The last time I posted on here, things were looking great. One of my latest films had garnered BFI Network support, and we were just about to go on holiday to Crete for a family wedding. The future seemed rosy...
But like all things in life, there were events lurking around the corner - things I wasn't yet aware of. One of them was that my beloved Rottweiler had terminal cancer.
She'd had a limp for a few weeks before I had it investigated. Earlier in the year she'd tripped over her own paws when chasing a squirrel, and had limped for a week or so. Second time around, I assumed the previous injury had flared up, even though I hadn't witnessed her doing anything to cause it.
But the x-ray told a different story. There was a huge tumour on her left shoulder and shadows in her lungs, indicating that the cancer had already metastasised. My shock and horror on hearing this was profound. I couldn't believe that my sweet dog was so bravely and uncomplainingly suffering through this horrific disease.
The vet was right when she said the particular type of cancer she had was aggressive - within the week we were making another visit to the vet's to give Roxie a dignified end to her life. I held her and comforted her, and knew that she had loved me just as enormously as I had loved her.
We entered a period of grieving. I couldn't look at her beds, her toys and bowls... but I couldn't get rid of them either. To have lost my dad and both dogs within just less than 18 months, seemed too cruel.
I came through the front door and there was no lolling tongue, no wagging tail to greet me. Just silence and too-clean floors.

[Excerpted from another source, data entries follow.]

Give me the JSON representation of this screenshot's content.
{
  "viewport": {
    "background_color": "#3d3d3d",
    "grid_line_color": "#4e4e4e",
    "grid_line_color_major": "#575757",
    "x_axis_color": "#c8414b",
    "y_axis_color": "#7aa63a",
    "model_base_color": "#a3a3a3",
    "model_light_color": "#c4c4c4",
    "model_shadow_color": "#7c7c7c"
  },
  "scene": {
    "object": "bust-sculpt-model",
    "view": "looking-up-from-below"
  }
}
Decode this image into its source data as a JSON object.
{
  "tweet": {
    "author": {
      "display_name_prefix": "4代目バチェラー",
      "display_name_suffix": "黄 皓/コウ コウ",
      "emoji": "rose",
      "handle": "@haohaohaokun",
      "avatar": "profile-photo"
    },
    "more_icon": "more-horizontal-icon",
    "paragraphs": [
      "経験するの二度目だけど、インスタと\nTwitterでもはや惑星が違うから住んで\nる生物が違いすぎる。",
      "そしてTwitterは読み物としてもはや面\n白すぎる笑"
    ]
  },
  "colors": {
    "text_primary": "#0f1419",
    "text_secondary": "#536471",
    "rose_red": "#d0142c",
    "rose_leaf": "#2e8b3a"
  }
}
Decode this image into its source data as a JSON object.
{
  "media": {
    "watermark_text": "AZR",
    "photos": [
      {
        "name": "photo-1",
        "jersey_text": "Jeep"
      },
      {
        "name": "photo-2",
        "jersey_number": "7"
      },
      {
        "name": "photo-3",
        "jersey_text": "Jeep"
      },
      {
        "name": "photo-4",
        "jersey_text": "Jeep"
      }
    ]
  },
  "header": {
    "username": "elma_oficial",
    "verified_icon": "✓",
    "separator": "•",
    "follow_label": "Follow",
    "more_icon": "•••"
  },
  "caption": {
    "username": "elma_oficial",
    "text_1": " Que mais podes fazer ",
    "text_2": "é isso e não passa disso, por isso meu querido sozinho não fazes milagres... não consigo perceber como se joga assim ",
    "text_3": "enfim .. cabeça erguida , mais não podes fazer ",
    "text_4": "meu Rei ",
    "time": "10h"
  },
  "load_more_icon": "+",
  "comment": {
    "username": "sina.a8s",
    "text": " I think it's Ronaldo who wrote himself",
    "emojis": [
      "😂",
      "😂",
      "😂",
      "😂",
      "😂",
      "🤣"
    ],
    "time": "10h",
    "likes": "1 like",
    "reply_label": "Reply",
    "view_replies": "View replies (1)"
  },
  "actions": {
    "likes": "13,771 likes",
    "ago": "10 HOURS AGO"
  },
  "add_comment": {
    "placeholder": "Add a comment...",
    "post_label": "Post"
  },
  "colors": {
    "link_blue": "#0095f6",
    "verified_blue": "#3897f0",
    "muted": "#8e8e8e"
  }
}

I came to hate the way the floors stayed clean when I vacuumed; to be repelled by the echoing silence in the kitchen when I entered first thing in the morning; to be heartbroken that I no longer got to kiss her goodnight before I headed up to bed. My heart was broken.
And then something happened.
I decided to foster. Not to adopt, but to take on and try to heal a dog that was as broken as me, one whose spirit had been crushed by the sheer force of its former bad luck.
So I contacted a rescue centre. After the home check, I explained that I would take the dog that cowered in the corner of its kennel, the dog that would greet no-one, the one that no-one wanted because it was just too broken...
They gave me Beauty. A street dog from Bosnia that's terrified of people and who refused to come anywhere near me or anyone else.
With only one eye and a large scar on her side that looks like a burn mark, it's easy to imagine that she lost her eye through some deliberate act of cruelty. But she can't say and I'll never know.
What I do know is that she has a lot of love to give, now that she's becoming so used to us. And I think that as much as I'm helping her, she's helping me too.
Who knows, maybe we'll both emerge stronger from this experience. Whether we do or not, I know one thing. There's a happy face and a wagging tail in the house again, and my heart is filled with hope.